“We're so fortunate to have Mark Zeigler on our team,” Hopkins said. “Mark has the ultimate heart for students and has helped countless numbers of them during his time at FSU.”
Hopkins also expressed appreciation for the generosity of Iansiti and Fornaro. He noted Iansiti’s accessibility and personal touch.
“Chris responds ‘yes’ to any request, whether it’s to mentor a new business student, meet with a graduating senior to discuss a job offer or grab a coffee with me to talk about initiatives within the center,” Hopkins said. “All Chris wants do is help.”
Thinking 'big' about FSU
Iansiti said multiple factors motivated him to create and fund the directorship endowment.
He gave out of inspiration from his background as founder of Iansiti Performance Group Inc., an organizational performance consulting firm that he sold in 2021. He previously worked as an officer with Delphi Performance Consulting Inc. and as a consultant with Andersen Consulting/Accenture.
He said his career always has focused on organizational performance and human potential – “helping people, teams and companies be the best they can be” – and he remains an expert in activating corporate strategy through people, focusing on change, culture and talent management and development.
“How do we onboard people? How do we develop them? How do we give them training?” Iansiti said. “They need team development, personality assessments, a personal vision, coaching. You’ve got to give them a big vision, so they know where they're going.”
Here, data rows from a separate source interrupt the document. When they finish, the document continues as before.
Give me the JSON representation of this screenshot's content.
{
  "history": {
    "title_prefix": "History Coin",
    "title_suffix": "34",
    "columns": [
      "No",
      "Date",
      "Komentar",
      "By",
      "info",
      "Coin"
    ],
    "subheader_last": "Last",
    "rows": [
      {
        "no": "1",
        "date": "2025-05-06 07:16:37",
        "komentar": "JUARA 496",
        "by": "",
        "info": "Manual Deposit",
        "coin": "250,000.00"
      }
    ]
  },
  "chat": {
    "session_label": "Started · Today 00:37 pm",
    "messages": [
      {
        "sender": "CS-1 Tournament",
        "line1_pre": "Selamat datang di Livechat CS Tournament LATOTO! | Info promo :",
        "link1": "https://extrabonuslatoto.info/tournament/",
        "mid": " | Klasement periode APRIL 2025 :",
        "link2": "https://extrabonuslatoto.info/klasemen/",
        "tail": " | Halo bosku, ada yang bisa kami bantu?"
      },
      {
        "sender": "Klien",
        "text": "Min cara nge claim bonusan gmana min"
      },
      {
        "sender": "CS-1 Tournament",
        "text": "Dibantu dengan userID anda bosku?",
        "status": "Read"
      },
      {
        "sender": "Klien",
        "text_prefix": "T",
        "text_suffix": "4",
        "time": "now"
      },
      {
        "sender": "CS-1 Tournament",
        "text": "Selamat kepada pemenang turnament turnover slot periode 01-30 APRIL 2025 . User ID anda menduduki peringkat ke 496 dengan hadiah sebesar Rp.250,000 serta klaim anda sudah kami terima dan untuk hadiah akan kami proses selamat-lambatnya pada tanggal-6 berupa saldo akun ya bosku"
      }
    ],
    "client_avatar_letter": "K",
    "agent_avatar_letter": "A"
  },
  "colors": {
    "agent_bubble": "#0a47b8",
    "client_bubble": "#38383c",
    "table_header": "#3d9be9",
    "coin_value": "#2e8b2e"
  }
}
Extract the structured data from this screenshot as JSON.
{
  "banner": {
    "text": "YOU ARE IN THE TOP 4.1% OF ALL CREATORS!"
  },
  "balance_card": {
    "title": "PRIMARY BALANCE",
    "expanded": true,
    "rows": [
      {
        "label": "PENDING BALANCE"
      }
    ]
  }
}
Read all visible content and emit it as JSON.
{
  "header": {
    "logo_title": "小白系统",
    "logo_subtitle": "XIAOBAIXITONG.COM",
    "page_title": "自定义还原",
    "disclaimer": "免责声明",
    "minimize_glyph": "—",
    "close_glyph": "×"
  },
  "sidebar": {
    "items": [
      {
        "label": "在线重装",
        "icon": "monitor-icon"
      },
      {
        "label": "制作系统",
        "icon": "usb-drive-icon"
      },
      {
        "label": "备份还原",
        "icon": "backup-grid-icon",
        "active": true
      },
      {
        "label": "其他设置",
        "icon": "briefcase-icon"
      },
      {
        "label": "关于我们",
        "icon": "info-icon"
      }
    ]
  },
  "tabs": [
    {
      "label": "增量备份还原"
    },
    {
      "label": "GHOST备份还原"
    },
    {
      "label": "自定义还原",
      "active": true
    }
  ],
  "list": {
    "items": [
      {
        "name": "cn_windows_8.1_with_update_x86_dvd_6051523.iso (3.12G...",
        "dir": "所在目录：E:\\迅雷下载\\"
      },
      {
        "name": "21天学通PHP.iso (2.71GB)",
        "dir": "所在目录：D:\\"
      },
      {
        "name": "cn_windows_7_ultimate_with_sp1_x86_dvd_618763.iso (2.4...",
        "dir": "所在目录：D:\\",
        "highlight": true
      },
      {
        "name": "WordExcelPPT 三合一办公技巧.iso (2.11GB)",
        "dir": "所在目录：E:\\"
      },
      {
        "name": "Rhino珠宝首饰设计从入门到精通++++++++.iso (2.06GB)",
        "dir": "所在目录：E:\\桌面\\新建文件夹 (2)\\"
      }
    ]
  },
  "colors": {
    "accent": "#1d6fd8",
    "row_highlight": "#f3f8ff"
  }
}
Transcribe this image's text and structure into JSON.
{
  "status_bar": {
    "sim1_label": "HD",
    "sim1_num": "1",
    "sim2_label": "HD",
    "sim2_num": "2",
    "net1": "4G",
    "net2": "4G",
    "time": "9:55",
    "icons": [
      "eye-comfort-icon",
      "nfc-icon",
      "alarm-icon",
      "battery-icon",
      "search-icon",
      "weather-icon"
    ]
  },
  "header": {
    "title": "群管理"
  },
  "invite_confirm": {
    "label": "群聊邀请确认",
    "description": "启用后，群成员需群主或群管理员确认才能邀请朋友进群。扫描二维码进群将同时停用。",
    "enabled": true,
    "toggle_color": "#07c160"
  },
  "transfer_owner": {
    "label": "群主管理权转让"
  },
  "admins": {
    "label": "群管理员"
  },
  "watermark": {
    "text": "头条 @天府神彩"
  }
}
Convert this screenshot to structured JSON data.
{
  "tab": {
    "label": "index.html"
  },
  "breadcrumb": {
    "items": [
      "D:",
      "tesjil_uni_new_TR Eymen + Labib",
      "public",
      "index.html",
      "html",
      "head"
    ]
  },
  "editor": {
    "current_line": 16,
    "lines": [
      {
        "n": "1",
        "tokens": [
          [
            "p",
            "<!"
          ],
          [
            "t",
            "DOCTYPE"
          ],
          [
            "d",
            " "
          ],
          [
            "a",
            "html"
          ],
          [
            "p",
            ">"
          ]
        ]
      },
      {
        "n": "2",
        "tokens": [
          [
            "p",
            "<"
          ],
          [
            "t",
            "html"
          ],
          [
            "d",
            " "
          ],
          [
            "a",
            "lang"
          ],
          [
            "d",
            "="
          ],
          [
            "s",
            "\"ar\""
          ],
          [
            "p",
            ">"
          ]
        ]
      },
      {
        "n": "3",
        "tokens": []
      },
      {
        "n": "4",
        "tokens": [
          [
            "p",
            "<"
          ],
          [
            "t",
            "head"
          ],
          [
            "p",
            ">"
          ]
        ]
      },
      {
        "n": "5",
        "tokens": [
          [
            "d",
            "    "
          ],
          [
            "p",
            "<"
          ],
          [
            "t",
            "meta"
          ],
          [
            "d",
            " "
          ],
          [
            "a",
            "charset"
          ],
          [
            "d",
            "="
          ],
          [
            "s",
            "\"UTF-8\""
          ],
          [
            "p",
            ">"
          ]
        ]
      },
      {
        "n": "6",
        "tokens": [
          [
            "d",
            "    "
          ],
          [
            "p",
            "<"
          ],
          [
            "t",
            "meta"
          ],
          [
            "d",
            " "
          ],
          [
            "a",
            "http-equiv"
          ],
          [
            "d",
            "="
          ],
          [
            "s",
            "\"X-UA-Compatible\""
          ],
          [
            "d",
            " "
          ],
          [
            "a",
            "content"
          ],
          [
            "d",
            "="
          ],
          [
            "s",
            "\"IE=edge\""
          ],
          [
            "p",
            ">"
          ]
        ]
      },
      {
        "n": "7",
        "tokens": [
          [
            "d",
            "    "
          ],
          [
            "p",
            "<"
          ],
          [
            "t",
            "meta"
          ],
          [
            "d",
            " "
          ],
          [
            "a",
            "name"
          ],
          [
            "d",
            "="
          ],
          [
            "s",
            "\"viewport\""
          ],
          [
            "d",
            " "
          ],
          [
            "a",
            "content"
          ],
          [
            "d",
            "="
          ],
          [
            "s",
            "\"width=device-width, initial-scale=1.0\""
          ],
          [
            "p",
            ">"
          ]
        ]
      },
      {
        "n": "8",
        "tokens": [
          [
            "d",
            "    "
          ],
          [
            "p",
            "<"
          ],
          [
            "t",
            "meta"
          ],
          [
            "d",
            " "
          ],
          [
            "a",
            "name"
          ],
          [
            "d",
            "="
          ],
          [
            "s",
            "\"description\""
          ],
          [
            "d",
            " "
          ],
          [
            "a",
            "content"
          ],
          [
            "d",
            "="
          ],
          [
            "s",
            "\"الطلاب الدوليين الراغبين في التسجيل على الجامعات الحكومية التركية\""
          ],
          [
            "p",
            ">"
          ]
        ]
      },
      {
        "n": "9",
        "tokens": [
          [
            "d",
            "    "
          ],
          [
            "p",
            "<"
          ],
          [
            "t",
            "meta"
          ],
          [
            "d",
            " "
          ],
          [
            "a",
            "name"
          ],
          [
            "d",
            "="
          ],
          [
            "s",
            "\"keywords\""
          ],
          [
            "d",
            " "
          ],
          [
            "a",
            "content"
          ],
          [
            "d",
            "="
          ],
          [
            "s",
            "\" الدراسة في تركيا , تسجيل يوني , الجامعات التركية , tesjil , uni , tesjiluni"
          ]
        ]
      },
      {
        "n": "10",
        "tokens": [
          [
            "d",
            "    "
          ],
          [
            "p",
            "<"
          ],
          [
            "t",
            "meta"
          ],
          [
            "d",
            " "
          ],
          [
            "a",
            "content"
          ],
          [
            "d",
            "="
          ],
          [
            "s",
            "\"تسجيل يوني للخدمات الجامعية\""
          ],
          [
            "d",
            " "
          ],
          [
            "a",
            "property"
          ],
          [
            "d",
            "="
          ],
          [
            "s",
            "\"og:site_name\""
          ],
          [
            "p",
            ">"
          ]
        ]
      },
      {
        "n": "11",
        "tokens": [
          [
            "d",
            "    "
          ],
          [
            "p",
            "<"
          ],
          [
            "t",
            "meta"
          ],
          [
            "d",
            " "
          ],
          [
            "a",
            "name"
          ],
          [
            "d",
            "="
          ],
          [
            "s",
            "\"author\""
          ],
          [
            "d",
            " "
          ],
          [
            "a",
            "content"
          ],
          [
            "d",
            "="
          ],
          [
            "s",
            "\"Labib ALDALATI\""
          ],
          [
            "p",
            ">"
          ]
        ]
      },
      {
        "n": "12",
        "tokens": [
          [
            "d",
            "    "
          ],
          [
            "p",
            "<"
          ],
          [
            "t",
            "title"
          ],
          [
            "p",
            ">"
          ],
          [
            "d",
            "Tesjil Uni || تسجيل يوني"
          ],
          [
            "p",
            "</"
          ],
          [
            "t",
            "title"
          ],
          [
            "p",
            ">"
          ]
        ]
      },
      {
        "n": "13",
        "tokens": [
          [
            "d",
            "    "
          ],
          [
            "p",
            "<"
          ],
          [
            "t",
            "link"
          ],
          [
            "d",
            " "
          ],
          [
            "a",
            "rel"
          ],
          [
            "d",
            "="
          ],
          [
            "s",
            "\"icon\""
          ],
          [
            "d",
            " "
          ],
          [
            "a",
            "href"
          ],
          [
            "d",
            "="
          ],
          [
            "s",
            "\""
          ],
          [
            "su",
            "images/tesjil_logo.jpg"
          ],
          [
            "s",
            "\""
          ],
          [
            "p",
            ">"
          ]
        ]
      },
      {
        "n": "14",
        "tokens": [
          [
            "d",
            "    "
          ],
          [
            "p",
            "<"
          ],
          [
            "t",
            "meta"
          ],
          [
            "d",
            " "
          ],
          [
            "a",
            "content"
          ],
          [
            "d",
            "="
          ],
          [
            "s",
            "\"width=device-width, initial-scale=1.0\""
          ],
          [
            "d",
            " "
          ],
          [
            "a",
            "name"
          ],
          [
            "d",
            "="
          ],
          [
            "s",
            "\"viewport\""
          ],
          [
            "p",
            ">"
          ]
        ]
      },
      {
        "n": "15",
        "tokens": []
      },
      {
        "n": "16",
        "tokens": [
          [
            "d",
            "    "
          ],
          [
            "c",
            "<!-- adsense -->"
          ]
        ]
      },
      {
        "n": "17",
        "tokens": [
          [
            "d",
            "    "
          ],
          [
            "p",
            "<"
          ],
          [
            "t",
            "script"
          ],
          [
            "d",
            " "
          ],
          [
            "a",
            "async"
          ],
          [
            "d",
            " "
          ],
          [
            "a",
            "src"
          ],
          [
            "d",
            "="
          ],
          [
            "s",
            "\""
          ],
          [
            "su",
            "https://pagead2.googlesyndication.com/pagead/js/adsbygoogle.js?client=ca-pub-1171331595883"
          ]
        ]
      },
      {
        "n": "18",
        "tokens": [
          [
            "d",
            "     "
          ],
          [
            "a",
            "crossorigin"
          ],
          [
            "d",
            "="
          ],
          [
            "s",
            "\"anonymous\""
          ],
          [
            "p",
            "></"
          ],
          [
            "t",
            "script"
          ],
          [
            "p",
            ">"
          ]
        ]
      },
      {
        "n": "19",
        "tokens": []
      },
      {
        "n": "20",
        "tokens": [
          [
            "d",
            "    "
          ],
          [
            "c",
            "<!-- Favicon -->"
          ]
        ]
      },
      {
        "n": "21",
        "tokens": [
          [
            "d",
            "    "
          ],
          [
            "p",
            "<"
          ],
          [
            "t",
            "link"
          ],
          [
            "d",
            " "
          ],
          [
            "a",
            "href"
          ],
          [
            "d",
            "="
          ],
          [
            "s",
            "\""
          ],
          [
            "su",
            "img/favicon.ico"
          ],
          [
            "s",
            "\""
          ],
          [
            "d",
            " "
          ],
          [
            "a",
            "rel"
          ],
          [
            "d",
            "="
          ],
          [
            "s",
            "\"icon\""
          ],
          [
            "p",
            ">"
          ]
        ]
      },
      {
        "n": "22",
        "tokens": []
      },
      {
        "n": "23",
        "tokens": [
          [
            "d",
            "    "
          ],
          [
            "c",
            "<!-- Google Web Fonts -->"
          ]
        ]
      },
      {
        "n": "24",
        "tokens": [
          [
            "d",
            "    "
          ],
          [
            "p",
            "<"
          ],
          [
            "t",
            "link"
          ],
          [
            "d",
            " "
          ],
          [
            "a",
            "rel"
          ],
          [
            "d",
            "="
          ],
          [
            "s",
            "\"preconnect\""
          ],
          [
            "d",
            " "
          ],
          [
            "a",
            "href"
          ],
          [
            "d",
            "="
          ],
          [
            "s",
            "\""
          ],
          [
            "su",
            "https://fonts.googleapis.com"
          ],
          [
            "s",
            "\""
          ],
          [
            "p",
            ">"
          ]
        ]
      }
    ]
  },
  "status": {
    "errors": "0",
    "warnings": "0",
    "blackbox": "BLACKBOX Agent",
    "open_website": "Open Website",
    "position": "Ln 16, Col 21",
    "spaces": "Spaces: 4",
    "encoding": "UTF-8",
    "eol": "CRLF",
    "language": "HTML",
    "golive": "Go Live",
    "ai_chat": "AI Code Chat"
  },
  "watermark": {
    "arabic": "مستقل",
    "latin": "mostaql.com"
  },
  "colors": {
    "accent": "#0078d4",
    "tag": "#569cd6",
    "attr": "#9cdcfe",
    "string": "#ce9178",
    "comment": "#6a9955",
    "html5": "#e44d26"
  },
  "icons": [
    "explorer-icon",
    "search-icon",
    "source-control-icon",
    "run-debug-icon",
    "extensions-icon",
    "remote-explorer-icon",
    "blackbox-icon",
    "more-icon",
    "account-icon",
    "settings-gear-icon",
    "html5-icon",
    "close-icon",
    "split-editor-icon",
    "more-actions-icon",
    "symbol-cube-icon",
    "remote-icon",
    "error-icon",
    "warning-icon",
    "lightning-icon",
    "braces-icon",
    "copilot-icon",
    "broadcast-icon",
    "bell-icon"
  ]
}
He gave out of a decades-long connection to FSU. His gifts have supported students in business, education and entrepreneurship. The FSU College of Education honored him with a Distinguished Alumni Award, the Alumni Association inducted him into its Circle of Gold, and the College of Business in November will induct him into its Alumni Hall of Fame.
“I really think big about FSU,” Iansiti said.
That includes the national rankings, in which FSU ranks No. 19 among public schools on U.S. News & World Report’s annual list of best universities nationwide.
“If we want to be in the Top 15, we have to take everything we do up a notch,” he said. “We all have to dig deeper, do everything we do better – and give more.”
He also gave out of a commitment to make a “leadership gift” as chair of the FSU Foundation before his two-year term expires next year. He thereby leads by example.
Iansiti noted that the College of Business now boasts two named center directorships, including the Barry and Janice Anderson Director of the FSU Organizational Effectiveness Institute, formerly the Center for Human Resources Management. Samantha Paustian-Underdahl, the Mary Tilley Bessemer Associate Professor of Business Administration, holds that title.
The college supports six other centers and institutes.
“I would love every director in the College of Business to be named,” Iansiti said. “That’s a big vision and inspiration to me, too. We need to do more of them.”
In the meantime, he added: “I’m thrilled that the Center for Professional Success has a named director and the funding to elevate it so that we can deliver for students now and in the future.”
-- Pete Reinwald